(Items from an interface collection)
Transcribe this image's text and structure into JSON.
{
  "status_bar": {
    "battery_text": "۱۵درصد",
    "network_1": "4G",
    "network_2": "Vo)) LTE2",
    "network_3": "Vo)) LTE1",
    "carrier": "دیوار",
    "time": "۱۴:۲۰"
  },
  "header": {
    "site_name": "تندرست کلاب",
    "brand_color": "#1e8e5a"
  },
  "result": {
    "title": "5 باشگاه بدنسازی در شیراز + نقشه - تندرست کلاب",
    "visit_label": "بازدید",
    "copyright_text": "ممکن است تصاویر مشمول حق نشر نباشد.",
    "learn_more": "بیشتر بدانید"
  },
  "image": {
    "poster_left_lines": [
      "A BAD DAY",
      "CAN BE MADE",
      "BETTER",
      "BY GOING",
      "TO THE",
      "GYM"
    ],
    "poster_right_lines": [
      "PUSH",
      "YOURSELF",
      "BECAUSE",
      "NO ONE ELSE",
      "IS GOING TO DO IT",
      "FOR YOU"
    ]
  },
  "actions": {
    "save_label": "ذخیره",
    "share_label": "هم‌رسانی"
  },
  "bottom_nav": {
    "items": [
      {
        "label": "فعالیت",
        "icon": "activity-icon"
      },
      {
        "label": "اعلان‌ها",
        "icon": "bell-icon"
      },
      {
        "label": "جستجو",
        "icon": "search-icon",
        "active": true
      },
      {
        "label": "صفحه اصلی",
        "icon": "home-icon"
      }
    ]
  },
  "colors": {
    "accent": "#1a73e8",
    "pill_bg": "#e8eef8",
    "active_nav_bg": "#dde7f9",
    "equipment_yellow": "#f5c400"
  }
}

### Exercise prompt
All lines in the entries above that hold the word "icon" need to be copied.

### Answer area
        "icon": "activity-icon"
        "icon": "bell-icon"
        "icon": "search-icon",
        "icon": "home-icon"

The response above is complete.